Full text of "My Country And My People"

See other formats


poems of the North and the South during the fourth, fifth and
sixth centuries, when northern China was for the first time
submerged under a Tartar rule, and the cultured Chinese
migrated southward. For it was a time when sentimental love
lyrics flourished in the southern courts, and the southern rulers
were many of them great lyric poets, while a peculiar form of
love ditties, the tzityehko, developed among the people. A
contrast between this sentimental poetry and the fresh, naive
poetry of the North would be highly instructive. So sang the
anonymous poet of the South in the popular ditties:

Kill the ever-crowing cock!
Shoot the early announcer of the dawn!
That there might be an uninterrupted
Rolling darkness till Next Year's morn!

Or again:

The roads are muddy and forsaken,
Despite the cold I came to thee.
Go and look at the footprints in snow,
If thou wilt not believe me.

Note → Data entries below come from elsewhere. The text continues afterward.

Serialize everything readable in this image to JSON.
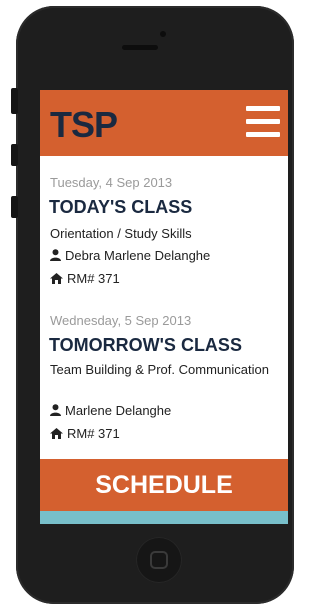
{
  "app": {
    "logo": "TSP"
  },
  "colors": {
    "accent": "#d4602f",
    "navy": "#1a2940",
    "teal": "#78bfca"
  },
  "today": {
    "date": "Tuesday, 4 Sep 2013",
    "heading": "TODAY'S CLASS",
    "course": "Orientation / Study Skills",
    "instructor": "Debra Marlene Delanghe",
    "room": "RM# 371"
  },
  "tomorrow": {
    "date": "Wednesday, 5 Sep 2013",
    "heading": "TOMORROW'S CLASS",
    "course": "Team Building & Prof. Communication",
    "instructor": "Marlene Delanghe",
    "room": "RM# 371"
  },
  "footer": {
    "schedule_label": "SCHEDULE"
  },
  "icons": {
    "menu": "hamburger-icon",
    "user": "user-icon",
    "room": "home-icon"
  }
}
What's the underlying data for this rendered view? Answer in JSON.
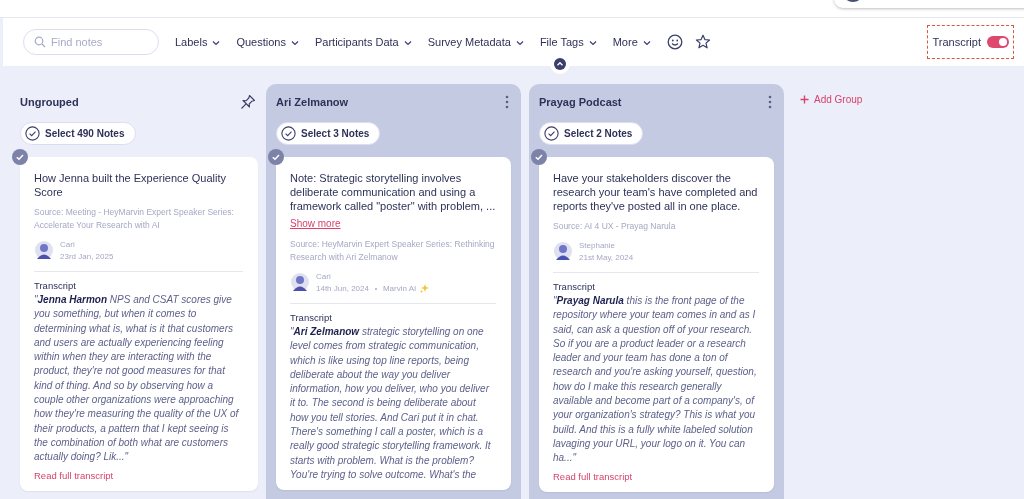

During the Southern Sung Dynasty, we saw a peculiar de-
velopment of a sentimental lyric in intricate metre, the tz'u,
which invariably sang of the sad lady in her boudoir, and her
tearful red candles at night and sweet-flavoured rouge and
eyebrow pencils, and silk curtains and beaded window screens
and painted rails and .departed springs^ and pining lovers
and emaciated sweethearts. It was natural that a people
given to this kind of sentimental poetry should be conquered
by a northern people who had but short, naive lines of poetry,
taken, as it were, direct and without embellishment from the
dreary northern landscape.

Down by the Chehleh river,
Beneath the Yin hills,
Like an inverted cup is the sky
That covers the wasteland.